(Stored records)
-----
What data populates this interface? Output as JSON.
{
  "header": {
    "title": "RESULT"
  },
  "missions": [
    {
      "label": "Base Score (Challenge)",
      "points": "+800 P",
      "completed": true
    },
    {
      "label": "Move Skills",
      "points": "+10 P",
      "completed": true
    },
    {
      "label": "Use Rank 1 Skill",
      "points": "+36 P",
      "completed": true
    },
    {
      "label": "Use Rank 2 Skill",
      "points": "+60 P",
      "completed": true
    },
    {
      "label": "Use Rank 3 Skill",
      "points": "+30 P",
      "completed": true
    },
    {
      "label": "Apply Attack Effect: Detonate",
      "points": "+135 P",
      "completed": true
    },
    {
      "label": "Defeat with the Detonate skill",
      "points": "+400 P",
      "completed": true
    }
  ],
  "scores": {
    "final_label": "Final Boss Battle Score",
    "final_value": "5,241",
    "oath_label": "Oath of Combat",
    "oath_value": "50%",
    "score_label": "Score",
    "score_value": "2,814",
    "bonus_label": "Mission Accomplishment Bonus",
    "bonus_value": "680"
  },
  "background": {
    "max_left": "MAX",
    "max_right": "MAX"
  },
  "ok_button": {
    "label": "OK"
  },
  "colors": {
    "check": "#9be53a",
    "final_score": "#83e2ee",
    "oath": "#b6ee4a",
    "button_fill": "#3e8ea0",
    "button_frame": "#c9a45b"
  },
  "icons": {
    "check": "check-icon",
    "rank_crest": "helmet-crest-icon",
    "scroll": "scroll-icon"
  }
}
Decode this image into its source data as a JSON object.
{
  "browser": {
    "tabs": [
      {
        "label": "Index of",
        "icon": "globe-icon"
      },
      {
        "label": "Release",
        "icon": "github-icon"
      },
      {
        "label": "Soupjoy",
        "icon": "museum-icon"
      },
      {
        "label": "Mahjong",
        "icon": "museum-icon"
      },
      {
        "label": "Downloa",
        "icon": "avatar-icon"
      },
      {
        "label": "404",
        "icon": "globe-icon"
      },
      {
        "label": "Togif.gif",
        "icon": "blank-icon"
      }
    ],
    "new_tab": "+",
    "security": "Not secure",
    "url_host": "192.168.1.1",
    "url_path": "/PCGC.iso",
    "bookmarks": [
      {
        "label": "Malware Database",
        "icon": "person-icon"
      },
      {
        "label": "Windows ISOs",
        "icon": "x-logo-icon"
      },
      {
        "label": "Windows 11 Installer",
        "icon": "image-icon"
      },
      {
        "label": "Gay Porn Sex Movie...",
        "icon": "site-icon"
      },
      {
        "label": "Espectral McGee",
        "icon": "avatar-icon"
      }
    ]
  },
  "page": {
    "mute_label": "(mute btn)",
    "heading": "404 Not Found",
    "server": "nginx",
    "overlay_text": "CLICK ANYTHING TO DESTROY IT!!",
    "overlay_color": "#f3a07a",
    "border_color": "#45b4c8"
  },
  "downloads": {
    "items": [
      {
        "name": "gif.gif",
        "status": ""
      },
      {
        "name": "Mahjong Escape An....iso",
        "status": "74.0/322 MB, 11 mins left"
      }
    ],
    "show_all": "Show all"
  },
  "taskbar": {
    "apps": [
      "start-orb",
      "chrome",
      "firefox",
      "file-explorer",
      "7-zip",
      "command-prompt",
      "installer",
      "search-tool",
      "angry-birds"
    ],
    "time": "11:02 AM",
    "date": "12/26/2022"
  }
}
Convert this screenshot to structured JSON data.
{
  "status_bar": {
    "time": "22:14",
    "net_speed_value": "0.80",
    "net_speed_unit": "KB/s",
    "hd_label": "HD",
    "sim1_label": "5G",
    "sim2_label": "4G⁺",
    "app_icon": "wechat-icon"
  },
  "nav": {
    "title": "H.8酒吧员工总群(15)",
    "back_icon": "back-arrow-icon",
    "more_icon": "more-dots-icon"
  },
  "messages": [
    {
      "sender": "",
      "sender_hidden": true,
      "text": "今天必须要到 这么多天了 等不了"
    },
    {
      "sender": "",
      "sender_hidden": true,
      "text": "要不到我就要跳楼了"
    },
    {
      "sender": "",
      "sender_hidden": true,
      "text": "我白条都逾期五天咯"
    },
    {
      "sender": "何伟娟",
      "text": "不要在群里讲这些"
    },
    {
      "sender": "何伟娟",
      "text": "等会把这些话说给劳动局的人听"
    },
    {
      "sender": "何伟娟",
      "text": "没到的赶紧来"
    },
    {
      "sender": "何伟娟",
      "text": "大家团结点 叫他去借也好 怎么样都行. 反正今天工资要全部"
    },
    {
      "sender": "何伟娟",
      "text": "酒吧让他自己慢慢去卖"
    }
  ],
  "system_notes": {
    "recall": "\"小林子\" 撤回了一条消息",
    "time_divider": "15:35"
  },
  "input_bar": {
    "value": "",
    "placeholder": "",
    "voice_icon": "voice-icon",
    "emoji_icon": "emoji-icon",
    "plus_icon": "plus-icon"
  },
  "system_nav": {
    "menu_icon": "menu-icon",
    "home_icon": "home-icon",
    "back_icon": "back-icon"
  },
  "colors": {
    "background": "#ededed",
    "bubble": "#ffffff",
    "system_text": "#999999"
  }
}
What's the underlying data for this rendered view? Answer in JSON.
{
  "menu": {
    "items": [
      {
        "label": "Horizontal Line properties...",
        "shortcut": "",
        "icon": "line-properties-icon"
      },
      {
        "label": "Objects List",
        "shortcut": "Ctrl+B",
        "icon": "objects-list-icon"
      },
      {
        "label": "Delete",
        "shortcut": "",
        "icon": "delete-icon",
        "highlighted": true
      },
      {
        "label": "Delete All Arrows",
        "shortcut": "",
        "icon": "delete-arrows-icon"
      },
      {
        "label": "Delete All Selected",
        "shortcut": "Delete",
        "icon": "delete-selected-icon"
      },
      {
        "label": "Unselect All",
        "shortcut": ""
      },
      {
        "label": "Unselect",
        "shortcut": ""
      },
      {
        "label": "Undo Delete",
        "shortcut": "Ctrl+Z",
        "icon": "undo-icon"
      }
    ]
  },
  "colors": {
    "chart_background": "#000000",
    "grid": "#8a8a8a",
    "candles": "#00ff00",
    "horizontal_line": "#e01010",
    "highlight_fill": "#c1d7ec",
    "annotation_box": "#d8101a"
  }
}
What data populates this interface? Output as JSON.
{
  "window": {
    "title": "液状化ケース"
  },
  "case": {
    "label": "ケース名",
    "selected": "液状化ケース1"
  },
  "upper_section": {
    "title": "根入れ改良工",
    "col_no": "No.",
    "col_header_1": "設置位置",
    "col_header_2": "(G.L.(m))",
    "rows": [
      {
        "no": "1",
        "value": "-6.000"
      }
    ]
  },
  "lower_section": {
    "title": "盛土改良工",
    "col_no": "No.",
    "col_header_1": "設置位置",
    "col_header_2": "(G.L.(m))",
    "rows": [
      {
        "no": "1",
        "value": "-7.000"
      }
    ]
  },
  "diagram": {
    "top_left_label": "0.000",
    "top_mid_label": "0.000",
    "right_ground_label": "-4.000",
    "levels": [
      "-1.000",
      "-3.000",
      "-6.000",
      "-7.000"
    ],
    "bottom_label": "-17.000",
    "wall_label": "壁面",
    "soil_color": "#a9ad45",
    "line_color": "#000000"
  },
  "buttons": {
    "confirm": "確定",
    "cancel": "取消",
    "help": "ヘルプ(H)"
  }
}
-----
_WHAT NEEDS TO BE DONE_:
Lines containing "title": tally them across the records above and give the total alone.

_ANSWER FOR THIS EXERCISE_:
5